“It’s a combination of some of the darkest, saddest thoughts that Sam shared with me and of course, some of my own, and in that way the character of Sam is created,” Watts says.

“They’re not one and the same, Sam the person and Sam the character, but the hope is that Sam the character captures as best as possible, the spirit of who she is, who is a someone of vast bravery and such a deep heart.”

“What can be challenging is getting in and out of that character’s state of being, depending on how dire it is … The better I understand and know a character, the easier it is to immerse myself in their world."

The result is both stunning and moving, with Watts demonstrating her extraordinary versatility in her portrayal of Sam Bloom. It’s a performance that can’t help but move and inspire audiences, but the whole experience is also one that has had a profound effect on Watts herself.

“Isn’t that the point, to put things in perspective and give that opportunity to audiences?” Watts says of any role that makes you consider your own condition and life.

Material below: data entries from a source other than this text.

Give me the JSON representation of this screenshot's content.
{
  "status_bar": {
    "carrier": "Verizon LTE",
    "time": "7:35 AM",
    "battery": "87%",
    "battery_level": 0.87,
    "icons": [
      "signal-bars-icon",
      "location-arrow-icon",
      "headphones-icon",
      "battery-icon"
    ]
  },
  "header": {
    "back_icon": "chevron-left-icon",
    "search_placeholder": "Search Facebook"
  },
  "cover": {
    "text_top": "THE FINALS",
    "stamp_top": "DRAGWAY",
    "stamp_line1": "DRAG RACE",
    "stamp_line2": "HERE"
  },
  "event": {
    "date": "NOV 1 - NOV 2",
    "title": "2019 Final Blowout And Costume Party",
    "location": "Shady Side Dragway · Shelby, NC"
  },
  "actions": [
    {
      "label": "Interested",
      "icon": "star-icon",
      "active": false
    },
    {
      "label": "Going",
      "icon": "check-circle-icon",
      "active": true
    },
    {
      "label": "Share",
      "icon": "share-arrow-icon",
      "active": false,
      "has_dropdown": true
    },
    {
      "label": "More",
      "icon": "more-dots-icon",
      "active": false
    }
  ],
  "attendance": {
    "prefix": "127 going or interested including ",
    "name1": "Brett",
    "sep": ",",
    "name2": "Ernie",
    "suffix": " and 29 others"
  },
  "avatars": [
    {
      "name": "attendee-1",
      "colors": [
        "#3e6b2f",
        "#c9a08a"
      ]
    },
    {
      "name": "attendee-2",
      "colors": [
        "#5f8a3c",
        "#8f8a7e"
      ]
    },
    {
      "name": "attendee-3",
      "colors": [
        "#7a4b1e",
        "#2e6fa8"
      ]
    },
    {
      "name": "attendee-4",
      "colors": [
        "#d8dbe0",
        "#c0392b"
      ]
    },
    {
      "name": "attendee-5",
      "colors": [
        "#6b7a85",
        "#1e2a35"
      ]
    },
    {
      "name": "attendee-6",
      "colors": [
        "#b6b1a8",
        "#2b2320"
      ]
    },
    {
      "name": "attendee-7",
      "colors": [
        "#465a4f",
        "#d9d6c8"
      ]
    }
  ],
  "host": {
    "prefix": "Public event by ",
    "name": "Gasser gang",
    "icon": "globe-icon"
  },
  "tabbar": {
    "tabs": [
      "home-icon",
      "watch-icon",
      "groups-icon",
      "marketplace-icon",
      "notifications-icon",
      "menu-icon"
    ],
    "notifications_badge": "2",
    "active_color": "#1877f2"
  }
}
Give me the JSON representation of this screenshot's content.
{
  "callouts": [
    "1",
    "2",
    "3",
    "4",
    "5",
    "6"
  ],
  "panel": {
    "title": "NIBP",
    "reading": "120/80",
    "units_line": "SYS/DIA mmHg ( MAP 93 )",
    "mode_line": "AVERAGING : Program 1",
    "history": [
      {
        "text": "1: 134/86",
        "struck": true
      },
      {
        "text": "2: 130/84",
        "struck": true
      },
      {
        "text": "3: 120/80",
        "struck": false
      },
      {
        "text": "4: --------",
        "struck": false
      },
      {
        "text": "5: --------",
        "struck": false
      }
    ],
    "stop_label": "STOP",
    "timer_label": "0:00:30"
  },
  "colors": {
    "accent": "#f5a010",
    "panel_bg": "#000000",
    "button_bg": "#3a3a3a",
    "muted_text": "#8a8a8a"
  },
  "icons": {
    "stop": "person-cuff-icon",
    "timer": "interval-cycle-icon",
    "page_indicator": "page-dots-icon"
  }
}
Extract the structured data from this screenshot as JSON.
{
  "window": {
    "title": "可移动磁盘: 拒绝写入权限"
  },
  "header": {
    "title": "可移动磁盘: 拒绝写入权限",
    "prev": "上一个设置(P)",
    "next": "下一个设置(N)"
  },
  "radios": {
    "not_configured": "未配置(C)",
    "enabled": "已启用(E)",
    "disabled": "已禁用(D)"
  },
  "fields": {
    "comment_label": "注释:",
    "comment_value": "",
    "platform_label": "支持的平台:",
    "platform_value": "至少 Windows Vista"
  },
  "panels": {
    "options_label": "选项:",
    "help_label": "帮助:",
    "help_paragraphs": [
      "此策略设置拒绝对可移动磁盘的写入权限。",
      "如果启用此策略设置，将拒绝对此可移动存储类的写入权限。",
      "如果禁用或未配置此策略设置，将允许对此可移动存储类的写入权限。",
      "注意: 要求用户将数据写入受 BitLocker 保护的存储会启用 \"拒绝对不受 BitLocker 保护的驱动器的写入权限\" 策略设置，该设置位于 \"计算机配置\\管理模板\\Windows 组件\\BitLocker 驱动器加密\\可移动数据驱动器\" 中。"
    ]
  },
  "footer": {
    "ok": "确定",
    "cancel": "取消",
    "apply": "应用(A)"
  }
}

“I know how I was moved by Sam’s story and couldn’t imagine that others wouldn’t be moved in the same way.”

Screenings of Penguin Bloom start tonight at Westpac OpenAir and run through until January 26th. Audi Australia is a major sponsor of the OpenAir cinema series – visit myaudi.com.au for more information. Penguin Bloom will be in all cinemas nationally from January 21st, 2021.

"The hope is that Sam the character captures as best as possible, the spirit of who she is ... someone of vast bravery and such a deep heart” – Naomi Watts